== Required work ==
Whenever a line in the records below holds the string "columns", copy it out.
════
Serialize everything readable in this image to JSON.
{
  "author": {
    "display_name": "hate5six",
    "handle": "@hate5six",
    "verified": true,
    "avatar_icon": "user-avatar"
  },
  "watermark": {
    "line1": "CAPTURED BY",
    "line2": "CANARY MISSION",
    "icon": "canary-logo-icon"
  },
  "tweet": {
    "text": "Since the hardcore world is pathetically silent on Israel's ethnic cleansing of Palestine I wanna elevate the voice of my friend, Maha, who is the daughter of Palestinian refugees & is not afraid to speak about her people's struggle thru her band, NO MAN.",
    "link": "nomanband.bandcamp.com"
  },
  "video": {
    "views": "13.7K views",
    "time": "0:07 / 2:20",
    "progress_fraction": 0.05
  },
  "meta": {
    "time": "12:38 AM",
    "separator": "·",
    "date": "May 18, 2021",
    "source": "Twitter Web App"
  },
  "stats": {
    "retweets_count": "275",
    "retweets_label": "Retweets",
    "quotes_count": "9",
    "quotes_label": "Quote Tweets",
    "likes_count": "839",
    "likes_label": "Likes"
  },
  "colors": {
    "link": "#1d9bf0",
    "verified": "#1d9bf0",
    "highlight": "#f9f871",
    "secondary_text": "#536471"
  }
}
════
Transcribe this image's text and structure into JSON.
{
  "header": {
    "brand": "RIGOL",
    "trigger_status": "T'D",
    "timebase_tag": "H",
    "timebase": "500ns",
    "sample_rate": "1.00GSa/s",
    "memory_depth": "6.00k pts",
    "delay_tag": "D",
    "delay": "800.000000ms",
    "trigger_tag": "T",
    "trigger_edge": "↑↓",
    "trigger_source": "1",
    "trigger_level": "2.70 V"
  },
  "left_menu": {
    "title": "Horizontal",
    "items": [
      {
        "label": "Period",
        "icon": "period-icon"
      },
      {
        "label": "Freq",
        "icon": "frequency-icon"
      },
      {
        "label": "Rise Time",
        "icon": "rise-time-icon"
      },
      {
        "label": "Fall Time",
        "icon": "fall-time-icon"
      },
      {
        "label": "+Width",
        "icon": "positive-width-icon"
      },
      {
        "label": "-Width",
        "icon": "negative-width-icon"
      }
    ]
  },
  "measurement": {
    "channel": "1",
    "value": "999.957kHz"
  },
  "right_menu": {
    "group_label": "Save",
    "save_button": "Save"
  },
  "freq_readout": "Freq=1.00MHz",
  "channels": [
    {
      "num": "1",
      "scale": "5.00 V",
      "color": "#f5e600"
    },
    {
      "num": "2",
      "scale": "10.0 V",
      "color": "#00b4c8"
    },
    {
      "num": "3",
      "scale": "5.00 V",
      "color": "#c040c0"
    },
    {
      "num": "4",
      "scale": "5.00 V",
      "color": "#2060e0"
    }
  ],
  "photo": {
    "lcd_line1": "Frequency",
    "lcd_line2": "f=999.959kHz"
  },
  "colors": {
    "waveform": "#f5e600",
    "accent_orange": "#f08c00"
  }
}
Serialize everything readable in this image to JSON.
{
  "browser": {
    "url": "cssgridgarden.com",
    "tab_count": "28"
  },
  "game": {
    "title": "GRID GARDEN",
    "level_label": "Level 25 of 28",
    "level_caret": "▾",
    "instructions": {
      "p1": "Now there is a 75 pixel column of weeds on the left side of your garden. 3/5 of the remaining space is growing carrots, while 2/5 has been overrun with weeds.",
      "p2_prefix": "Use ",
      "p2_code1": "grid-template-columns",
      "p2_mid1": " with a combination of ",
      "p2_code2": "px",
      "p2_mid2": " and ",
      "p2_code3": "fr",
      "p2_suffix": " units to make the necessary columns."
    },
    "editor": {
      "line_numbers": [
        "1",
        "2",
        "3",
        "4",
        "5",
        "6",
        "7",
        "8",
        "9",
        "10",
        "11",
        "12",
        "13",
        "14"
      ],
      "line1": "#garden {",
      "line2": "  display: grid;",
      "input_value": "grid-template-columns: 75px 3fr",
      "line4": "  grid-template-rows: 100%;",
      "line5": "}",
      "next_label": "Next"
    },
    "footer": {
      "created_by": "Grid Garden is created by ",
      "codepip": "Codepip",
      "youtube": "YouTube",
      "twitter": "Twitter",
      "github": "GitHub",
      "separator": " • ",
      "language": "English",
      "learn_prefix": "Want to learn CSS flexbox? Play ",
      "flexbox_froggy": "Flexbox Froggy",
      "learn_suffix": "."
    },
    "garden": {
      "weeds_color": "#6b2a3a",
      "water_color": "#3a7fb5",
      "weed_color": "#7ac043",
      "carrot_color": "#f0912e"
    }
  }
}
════
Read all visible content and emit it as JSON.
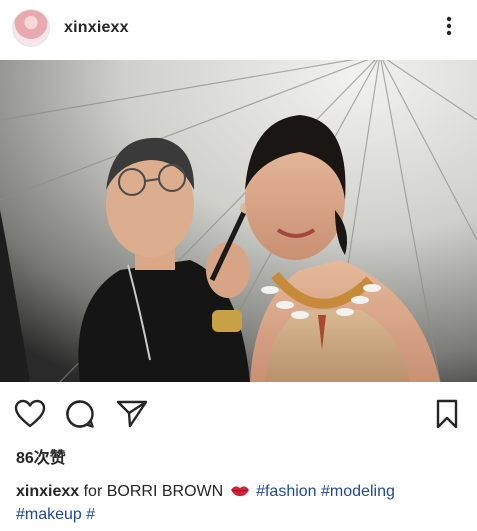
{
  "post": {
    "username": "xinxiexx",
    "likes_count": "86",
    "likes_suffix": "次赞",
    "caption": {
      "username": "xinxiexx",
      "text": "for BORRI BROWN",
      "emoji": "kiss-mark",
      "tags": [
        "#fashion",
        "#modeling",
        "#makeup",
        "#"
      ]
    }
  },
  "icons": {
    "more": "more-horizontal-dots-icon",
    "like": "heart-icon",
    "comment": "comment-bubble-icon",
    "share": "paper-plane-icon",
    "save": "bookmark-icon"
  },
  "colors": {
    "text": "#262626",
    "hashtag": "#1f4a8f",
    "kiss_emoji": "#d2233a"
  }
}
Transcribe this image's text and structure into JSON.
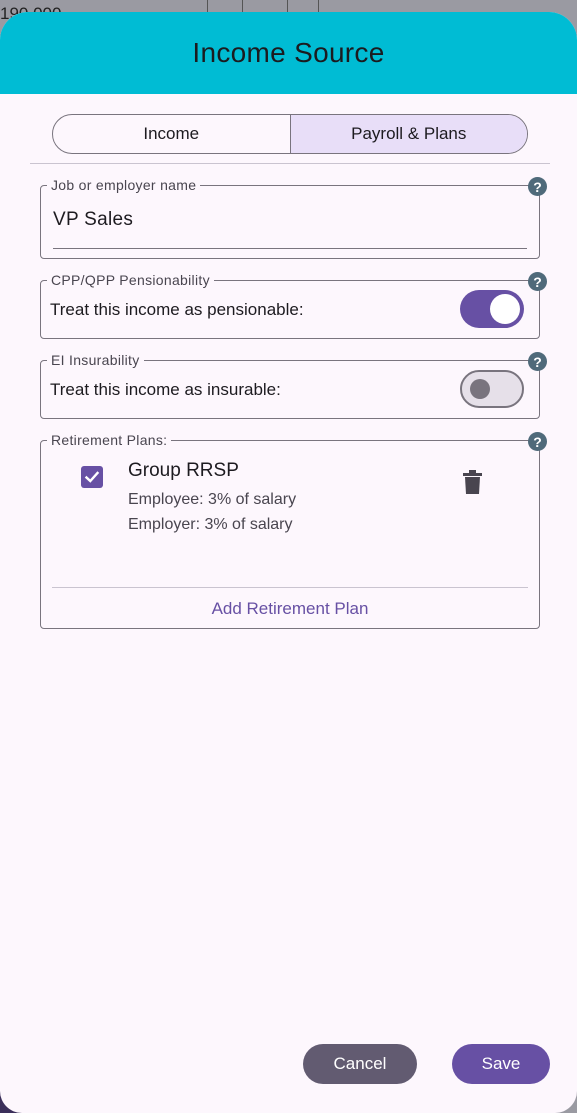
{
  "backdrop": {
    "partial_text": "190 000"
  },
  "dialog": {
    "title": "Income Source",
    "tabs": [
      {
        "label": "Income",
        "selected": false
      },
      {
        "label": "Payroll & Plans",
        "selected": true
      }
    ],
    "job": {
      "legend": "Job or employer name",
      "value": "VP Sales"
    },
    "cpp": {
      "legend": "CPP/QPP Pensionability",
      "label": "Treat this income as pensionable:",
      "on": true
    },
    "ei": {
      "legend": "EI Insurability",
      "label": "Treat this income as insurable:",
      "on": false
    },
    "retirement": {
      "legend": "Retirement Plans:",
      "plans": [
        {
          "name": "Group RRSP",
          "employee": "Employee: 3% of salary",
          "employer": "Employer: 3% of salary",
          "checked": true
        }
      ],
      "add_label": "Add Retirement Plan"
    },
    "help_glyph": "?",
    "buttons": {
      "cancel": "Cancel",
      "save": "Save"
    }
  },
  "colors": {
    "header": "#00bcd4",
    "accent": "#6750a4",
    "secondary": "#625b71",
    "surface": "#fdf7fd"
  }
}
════
== Output for this task ==
      "p2_code1": "grid-template-columns",
      "p2_suffix": " units to make the necessary columns."
      "input_value": "grid-template-columns: 75px 3fr",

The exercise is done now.